§ Data to use
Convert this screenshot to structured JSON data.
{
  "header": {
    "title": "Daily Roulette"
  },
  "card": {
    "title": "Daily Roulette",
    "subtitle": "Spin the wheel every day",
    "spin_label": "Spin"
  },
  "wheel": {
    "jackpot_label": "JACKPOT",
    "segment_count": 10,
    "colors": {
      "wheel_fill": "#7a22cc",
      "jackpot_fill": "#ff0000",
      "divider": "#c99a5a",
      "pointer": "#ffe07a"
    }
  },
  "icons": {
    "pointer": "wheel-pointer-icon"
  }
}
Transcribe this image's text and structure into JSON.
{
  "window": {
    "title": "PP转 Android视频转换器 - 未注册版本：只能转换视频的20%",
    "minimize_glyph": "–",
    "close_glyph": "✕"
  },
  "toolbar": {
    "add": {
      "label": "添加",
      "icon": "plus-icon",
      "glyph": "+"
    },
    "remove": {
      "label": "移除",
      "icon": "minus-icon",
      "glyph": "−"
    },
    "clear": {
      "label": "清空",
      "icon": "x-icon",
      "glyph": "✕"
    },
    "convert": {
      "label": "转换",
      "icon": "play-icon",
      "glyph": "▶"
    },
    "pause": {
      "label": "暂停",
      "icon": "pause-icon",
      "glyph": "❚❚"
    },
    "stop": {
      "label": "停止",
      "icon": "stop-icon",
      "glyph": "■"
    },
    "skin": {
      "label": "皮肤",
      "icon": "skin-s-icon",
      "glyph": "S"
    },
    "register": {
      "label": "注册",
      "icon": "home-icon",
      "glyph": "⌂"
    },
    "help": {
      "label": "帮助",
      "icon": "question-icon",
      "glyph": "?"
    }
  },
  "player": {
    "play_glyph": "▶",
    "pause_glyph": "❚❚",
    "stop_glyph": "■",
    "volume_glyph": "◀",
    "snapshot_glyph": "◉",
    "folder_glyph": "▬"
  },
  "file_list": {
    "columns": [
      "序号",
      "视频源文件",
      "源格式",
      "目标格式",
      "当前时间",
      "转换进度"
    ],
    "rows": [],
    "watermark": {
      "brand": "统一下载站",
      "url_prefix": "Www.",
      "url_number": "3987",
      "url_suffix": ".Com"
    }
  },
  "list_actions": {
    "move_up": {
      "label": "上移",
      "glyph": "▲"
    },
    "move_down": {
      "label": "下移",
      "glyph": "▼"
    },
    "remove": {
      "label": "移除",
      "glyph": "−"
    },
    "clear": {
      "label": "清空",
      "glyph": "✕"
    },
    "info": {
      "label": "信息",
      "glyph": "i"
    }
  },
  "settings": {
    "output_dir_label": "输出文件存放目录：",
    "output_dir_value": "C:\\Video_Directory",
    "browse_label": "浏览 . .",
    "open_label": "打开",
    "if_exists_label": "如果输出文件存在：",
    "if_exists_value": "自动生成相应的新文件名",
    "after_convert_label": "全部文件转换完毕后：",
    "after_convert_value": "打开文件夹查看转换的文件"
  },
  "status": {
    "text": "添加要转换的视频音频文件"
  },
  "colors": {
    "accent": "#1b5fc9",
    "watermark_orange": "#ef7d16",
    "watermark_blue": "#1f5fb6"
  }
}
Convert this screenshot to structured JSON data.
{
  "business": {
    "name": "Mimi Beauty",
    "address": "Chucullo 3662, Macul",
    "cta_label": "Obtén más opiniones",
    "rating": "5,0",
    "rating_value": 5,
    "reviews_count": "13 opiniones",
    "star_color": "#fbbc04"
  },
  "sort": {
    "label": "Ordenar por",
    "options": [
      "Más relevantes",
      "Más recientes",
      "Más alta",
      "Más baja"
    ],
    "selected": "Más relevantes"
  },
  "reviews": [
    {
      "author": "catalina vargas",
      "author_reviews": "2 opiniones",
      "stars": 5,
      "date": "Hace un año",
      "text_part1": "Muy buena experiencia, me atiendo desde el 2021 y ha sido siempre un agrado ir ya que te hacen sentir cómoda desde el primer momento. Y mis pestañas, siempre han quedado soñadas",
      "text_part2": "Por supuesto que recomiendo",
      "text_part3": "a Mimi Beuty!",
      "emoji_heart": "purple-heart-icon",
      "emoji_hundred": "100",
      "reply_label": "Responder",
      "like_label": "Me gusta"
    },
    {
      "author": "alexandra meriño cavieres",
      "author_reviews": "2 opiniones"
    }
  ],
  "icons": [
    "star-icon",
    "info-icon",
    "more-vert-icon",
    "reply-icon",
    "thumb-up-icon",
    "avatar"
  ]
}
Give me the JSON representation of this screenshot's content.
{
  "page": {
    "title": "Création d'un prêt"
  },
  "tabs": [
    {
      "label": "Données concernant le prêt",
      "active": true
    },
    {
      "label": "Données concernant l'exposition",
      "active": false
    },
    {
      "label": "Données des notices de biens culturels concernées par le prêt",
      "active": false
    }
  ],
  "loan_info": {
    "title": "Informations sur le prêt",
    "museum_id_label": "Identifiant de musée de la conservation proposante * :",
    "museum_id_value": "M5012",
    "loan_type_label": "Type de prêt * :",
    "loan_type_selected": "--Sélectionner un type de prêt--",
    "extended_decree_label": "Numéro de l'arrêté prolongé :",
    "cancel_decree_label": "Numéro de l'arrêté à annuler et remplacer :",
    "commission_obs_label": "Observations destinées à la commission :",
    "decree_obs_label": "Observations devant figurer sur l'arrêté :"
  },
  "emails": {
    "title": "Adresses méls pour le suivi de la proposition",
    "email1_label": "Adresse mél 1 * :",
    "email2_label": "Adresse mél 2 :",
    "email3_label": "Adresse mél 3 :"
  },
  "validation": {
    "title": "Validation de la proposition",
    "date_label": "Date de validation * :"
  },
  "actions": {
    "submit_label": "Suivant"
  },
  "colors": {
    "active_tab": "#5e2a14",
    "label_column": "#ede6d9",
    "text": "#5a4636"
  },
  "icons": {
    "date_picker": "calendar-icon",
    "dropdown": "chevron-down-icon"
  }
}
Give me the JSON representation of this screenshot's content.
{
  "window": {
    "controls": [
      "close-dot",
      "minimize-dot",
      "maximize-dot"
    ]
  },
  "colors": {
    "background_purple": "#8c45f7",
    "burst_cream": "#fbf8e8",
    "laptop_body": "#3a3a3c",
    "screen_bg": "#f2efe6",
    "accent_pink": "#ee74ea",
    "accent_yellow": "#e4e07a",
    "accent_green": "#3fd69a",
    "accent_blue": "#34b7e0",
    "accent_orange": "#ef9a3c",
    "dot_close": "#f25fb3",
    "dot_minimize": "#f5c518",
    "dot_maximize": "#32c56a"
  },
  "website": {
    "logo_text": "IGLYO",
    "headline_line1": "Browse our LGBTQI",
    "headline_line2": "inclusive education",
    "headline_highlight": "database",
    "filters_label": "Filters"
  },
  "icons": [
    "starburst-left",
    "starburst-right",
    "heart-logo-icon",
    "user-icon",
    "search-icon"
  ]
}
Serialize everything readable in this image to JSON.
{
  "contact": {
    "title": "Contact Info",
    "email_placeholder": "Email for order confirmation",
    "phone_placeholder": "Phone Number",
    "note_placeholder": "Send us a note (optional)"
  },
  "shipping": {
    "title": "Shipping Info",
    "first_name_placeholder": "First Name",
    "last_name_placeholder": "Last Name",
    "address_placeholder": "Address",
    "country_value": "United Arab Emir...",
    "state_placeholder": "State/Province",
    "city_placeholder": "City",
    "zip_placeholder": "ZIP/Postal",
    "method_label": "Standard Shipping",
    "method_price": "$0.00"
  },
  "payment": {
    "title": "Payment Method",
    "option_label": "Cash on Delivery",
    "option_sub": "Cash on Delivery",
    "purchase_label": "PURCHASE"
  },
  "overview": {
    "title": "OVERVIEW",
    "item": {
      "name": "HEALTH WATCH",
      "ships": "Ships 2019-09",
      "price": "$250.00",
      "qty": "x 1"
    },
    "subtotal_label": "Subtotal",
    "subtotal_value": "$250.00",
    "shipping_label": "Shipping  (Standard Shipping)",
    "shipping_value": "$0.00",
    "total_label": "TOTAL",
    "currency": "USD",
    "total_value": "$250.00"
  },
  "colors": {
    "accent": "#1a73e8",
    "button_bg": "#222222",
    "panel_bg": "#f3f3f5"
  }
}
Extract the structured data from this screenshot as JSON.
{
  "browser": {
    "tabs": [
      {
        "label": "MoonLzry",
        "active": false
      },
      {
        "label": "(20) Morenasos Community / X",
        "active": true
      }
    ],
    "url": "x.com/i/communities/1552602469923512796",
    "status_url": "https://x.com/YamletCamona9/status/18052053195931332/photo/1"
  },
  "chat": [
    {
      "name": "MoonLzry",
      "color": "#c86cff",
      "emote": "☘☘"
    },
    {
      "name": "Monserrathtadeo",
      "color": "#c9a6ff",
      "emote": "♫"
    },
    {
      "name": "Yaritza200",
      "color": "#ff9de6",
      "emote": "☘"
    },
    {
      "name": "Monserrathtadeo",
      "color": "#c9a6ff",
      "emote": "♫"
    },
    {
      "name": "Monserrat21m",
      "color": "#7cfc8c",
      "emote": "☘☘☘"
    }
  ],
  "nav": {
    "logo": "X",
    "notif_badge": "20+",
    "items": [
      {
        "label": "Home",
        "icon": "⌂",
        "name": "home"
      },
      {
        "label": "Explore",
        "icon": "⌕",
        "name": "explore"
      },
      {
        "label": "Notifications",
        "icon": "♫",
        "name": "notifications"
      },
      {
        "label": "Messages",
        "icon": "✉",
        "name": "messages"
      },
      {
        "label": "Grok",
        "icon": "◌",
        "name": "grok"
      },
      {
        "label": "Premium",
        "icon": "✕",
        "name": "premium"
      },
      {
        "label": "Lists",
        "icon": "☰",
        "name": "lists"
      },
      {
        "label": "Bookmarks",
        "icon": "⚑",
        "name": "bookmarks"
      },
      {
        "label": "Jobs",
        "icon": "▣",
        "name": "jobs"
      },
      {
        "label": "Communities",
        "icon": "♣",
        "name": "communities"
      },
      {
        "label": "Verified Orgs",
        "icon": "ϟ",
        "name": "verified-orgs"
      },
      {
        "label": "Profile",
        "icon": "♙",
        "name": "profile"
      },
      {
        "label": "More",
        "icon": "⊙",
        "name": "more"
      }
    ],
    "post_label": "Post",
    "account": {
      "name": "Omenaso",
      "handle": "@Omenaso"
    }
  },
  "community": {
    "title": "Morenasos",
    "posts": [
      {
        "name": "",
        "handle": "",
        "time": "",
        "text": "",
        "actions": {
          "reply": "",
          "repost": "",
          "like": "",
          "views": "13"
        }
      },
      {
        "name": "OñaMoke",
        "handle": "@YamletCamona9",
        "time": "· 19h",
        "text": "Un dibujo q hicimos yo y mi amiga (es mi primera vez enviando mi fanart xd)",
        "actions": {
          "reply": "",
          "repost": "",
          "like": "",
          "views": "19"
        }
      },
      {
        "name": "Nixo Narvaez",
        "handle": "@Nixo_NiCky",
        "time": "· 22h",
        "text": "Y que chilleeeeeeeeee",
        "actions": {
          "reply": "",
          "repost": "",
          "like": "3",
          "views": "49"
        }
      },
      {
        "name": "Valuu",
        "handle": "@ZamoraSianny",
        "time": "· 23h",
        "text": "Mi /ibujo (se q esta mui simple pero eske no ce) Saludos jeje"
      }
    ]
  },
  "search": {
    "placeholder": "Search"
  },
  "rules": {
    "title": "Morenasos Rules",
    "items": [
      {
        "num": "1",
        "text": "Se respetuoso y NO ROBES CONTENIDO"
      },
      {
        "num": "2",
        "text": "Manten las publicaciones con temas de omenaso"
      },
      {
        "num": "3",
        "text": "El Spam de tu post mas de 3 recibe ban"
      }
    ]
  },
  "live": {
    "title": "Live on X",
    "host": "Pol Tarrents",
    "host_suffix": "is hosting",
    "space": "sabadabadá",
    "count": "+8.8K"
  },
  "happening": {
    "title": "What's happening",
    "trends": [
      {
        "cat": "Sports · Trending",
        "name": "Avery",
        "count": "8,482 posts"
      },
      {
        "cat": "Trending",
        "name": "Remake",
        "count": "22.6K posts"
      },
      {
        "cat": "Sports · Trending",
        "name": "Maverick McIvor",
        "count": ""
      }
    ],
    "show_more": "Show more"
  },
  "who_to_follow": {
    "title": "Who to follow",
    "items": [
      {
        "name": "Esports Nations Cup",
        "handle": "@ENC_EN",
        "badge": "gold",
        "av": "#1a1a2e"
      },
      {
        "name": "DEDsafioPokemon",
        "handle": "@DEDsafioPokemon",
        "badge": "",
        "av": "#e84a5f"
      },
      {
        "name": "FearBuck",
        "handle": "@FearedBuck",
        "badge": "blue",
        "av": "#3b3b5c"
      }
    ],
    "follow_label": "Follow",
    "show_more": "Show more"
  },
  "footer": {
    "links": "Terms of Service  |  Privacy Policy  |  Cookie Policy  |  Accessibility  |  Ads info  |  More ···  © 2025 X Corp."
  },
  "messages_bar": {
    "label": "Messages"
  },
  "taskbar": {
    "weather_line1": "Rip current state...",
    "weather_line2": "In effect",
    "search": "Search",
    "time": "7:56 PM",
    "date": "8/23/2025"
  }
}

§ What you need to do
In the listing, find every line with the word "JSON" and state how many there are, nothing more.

§ Result of the exercise
7